TASK DETAILS - For the entries below, report the number of lines containing "true", without any other content.
---------- GIVEN DATA ----------
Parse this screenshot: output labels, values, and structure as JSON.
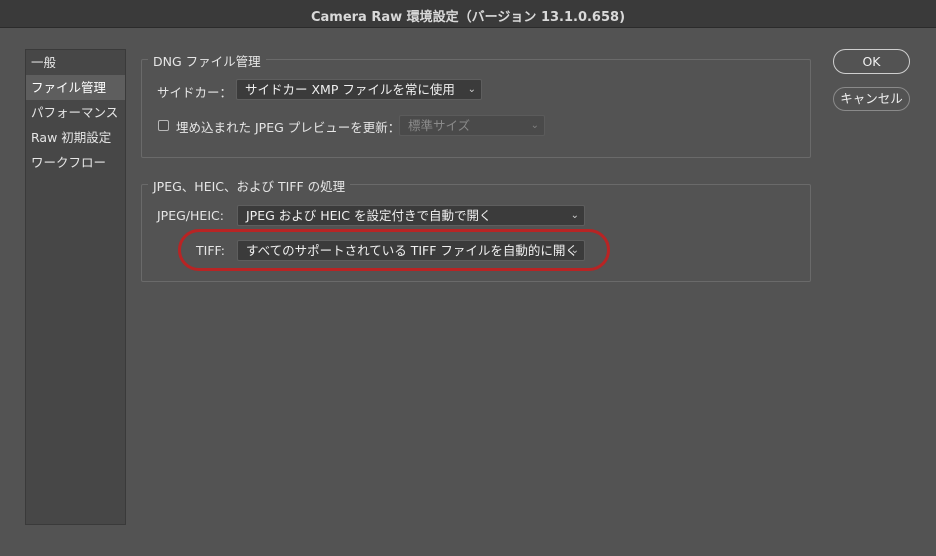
{
  "window": {
    "title": "Camera Raw 環境設定（バージョン 13.1.0.658)"
  },
  "sidebar": {
    "items": [
      {
        "label": "一般"
      },
      {
        "label": "ファイル管理",
        "selected": true
      },
      {
        "label": "パフォーマンス"
      },
      {
        "label": "Raw 初期設定"
      },
      {
        "label": "ワークフロー"
      }
    ]
  },
  "dng": {
    "title": "DNG ファイル管理",
    "sidecar_label": "サイドカー：",
    "sidecar_value": "サイドカー XMP ファイルを常に使用",
    "embed_checked": false,
    "embed_label": "埋め込まれた JPEG プレビューを更新：",
    "embed_value": "標準サイズ"
  },
  "jpeg": {
    "title": "JPEG、HEIC、および TIFF の処理",
    "jpeg_label": "JPEG/HEIC:",
    "jpeg_value": "JPEG および HEIC を設定付きで自動で開く",
    "tiff_label": "TIFF:",
    "tiff_value": "すべてのサポートされている TIFF ファイルを自動的に開く"
  },
  "buttons": {
    "ok": "OK",
    "cancel": "キャンセル"
  },
  "icons": {
    "dropdown": "chevron-down-icon",
    "dropdown_glyph": "⌄"
  },
  "colors": {
    "background": "#535353",
    "highlight_ring": "#b82424"
  }
}
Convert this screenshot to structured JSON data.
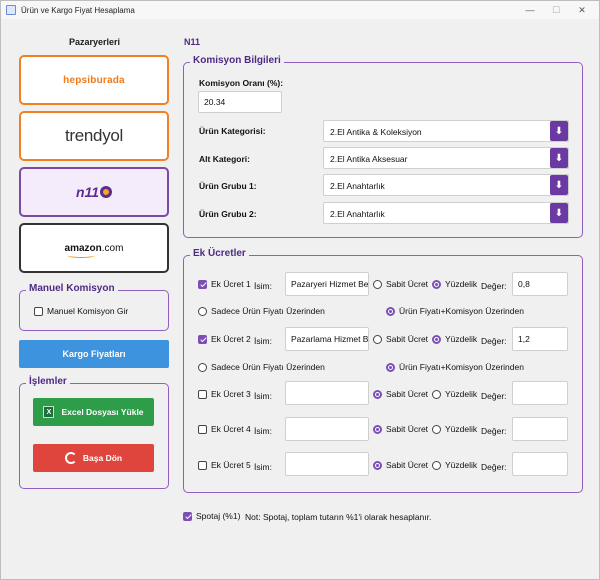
{
  "window": {
    "title": "Ürün ve Kargo Fiyat Hesaplama",
    "minimize": "—",
    "maximize": "☐",
    "close": "✕"
  },
  "sidebar": {
    "marketplaces_title": "Pazaryerleri",
    "marketplaces": [
      {
        "name": "hepsiburada",
        "logo": "hepsiburada"
      },
      {
        "name": "trendyol",
        "logo": "trendyol"
      },
      {
        "name": "n11",
        "logo": "n11"
      },
      {
        "name": "amazon",
        "logo": "amazon",
        "logo_suffix": ".com"
      }
    ],
    "manual": {
      "title": "Manuel Komisyon",
      "checkbox_label": "Manuel Komisyon Gir",
      "checked": false
    },
    "cargo_button": "Kargo Fiyatları",
    "actions": {
      "title": "İşlemler",
      "excel_button": "Excel Dosyası Yükle",
      "reset_button": "Başa Dön"
    }
  },
  "main": {
    "selected_marketplace": "N11",
    "commission": {
      "title": "Komisyon Bilgileri",
      "rate_label": "Komisyon Oranı (%):",
      "rate_value": "20.34",
      "category_label": "Ürün Kategorisi:",
      "category_value": "2.El Antika & Koleksiyon",
      "subcategory_label": "Alt Kategori:",
      "subcategory_value": "2.El Antika Aksesuar",
      "group1_label": "Ürün Grubu 1:",
      "group1_value": "2.El Anahtarlık",
      "group2_label": "Ürün Grubu 2:",
      "group2_value": "2.El Anahtarlık"
    },
    "extra_fees": {
      "title": "Ek Ücretler",
      "name_label": "İsim:",
      "fixed_label": "Sabit Ücret",
      "percent_label": "Yüzdelik",
      "value_label": "Değer:",
      "base_product_label": "Sadece Ürün Fiyatı Üzerinden",
      "base_total_label": "Ürün Fiyatı+Komisyon Üzerinden",
      "fees": [
        {
          "label": "Ek Ücret 1",
          "checked": true,
          "name": "Pazaryeri Hizmet Bedeli",
          "mode": "percent",
          "value": "0,8",
          "base": "total"
        },
        {
          "label": "Ek Ücret 2",
          "checked": true,
          "name": "Pazarlama Hizmet Bedeli",
          "mode": "percent",
          "value": "1,2",
          "base": "total"
        },
        {
          "label": "Ek Ücret 3",
          "checked": false,
          "name": "",
          "mode": "fixed",
          "value": ""
        },
        {
          "label": "Ek Ücret 4",
          "checked": false,
          "name": "",
          "mode": "fixed",
          "value": ""
        },
        {
          "label": "Ek Ücret 5",
          "checked": false,
          "name": "",
          "mode": "fixed",
          "value": ""
        }
      ]
    },
    "spotaj": {
      "label": "Spotaj (%1)",
      "checked": true,
      "note": "Not: Spotaj, toplam tutarın %1'i olarak hesaplanır."
    }
  },
  "colors": {
    "accent": "#7b4fb3",
    "group_border": "#8e5fc0",
    "blue_button": "#3d93de",
    "green_button": "#2e9d49",
    "red_button": "#e0453d",
    "hepsiburada": "#f27a1a"
  }
}
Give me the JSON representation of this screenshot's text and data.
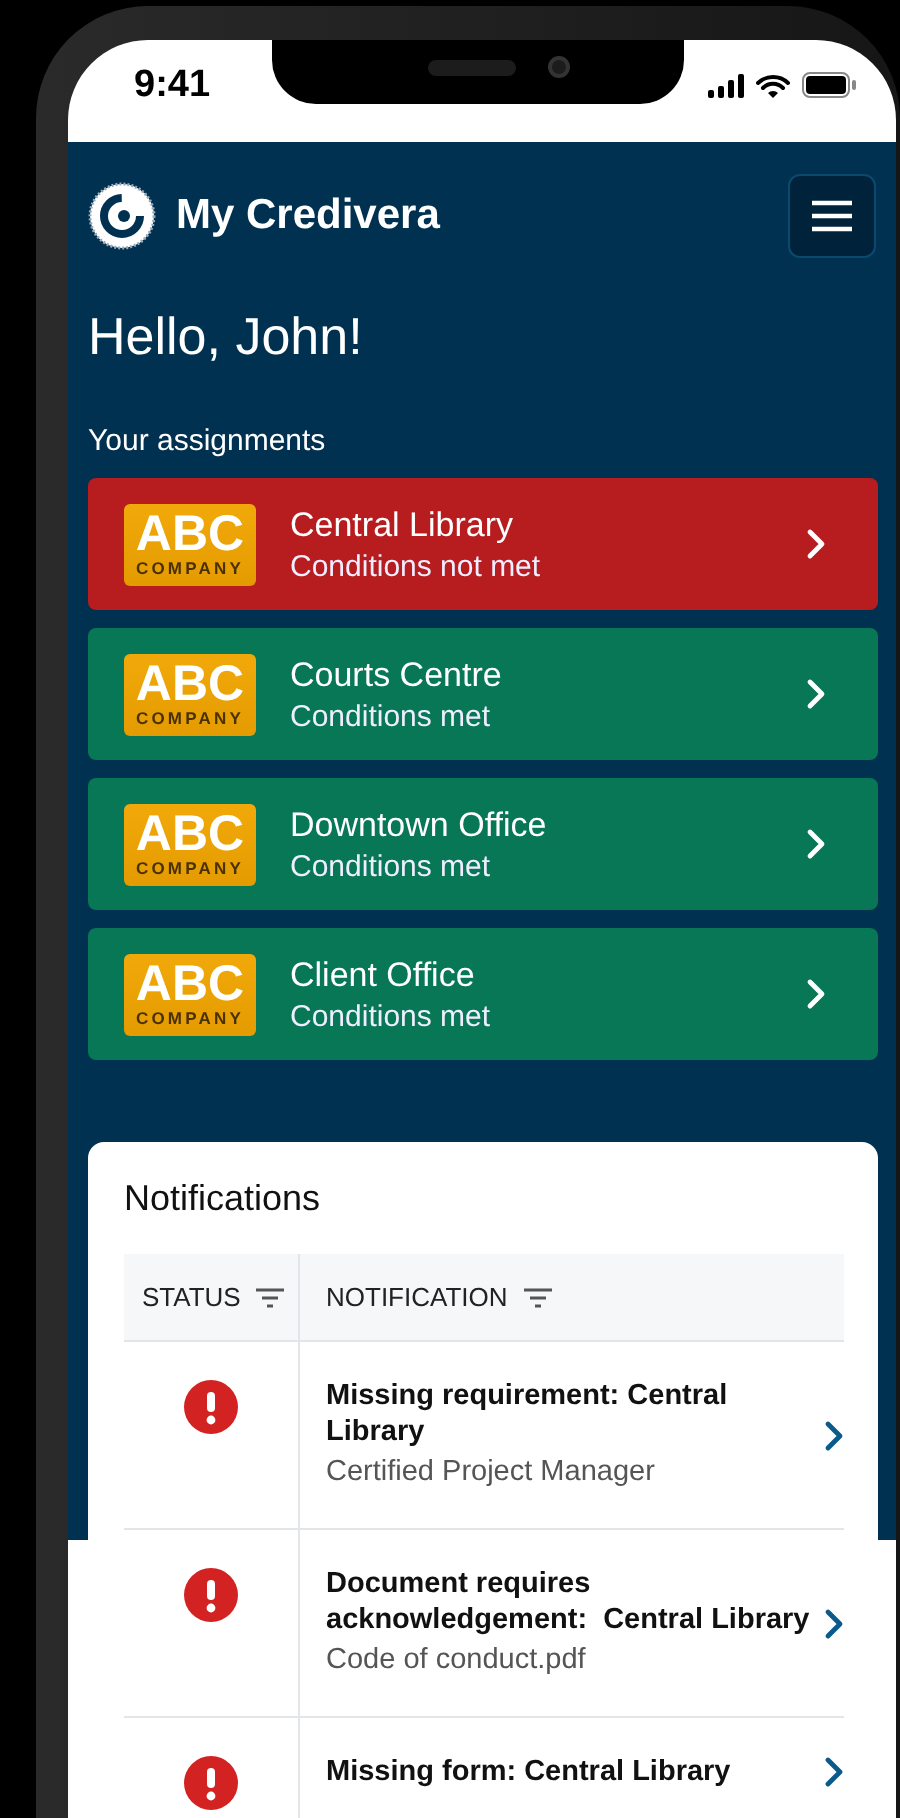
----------
EXERCISE ANSWER - 4